---------- Data extracts

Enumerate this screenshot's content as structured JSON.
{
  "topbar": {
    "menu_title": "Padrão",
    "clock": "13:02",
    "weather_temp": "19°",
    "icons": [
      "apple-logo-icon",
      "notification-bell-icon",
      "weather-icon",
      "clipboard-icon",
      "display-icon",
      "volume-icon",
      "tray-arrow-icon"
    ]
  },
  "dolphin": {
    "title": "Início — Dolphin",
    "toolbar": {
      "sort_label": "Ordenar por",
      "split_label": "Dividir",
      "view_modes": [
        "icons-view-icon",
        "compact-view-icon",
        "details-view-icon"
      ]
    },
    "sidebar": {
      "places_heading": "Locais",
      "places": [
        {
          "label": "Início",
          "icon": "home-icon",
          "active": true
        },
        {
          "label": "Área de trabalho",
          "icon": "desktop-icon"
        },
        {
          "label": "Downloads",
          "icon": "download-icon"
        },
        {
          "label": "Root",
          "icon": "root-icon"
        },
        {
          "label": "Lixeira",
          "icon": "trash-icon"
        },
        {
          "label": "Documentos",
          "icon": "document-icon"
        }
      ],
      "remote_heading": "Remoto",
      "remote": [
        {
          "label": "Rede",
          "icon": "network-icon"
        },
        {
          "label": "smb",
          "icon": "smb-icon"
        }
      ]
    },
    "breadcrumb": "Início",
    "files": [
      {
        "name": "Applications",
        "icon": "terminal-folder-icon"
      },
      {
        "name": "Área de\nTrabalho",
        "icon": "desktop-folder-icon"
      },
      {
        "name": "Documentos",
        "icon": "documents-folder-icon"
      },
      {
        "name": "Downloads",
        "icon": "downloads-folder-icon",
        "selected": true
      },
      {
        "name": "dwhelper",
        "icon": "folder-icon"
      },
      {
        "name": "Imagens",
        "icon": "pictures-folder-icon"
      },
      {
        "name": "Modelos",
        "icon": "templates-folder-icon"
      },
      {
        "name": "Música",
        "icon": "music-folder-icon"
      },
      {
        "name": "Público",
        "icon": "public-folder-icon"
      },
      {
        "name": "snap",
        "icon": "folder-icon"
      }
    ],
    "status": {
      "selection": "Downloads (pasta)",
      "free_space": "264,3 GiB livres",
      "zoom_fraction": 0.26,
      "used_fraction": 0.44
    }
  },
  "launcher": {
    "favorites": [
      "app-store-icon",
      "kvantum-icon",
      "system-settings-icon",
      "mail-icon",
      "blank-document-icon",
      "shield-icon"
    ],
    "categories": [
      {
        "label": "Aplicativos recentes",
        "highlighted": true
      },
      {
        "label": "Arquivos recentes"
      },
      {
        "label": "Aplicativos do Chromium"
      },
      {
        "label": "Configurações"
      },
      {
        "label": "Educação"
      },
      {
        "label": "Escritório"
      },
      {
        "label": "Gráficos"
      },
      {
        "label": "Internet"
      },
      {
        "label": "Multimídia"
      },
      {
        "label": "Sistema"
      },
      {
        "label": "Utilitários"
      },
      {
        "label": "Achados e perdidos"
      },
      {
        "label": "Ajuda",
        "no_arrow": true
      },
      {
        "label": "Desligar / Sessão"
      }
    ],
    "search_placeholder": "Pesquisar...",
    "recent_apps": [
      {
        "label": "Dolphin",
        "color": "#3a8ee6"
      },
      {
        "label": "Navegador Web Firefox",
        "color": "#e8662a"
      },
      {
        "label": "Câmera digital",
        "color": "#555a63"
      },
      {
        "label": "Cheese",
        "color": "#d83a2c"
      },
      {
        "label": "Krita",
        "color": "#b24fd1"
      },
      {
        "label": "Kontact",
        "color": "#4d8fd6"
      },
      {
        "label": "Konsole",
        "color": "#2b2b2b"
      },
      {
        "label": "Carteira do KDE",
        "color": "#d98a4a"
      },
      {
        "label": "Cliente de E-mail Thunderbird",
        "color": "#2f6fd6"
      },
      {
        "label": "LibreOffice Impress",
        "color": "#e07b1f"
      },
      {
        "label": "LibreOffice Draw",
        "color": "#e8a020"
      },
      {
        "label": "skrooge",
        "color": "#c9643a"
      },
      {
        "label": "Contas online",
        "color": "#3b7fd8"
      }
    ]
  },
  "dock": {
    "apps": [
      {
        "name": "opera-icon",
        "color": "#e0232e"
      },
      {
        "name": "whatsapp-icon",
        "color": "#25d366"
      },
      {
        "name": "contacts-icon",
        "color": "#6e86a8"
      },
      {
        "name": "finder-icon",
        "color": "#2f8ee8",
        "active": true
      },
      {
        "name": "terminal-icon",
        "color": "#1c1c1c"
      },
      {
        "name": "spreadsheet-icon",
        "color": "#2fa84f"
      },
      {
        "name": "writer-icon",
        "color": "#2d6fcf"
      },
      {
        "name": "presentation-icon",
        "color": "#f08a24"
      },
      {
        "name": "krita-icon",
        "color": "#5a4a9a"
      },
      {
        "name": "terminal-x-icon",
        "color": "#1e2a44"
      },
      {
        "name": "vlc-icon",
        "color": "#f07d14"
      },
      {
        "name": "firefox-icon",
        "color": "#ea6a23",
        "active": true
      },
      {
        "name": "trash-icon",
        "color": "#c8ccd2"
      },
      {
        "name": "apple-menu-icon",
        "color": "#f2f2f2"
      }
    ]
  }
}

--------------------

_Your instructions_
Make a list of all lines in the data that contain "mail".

_Output below_
      "mail-icon",
        "label": "Cliente de E-mail Thunderbird",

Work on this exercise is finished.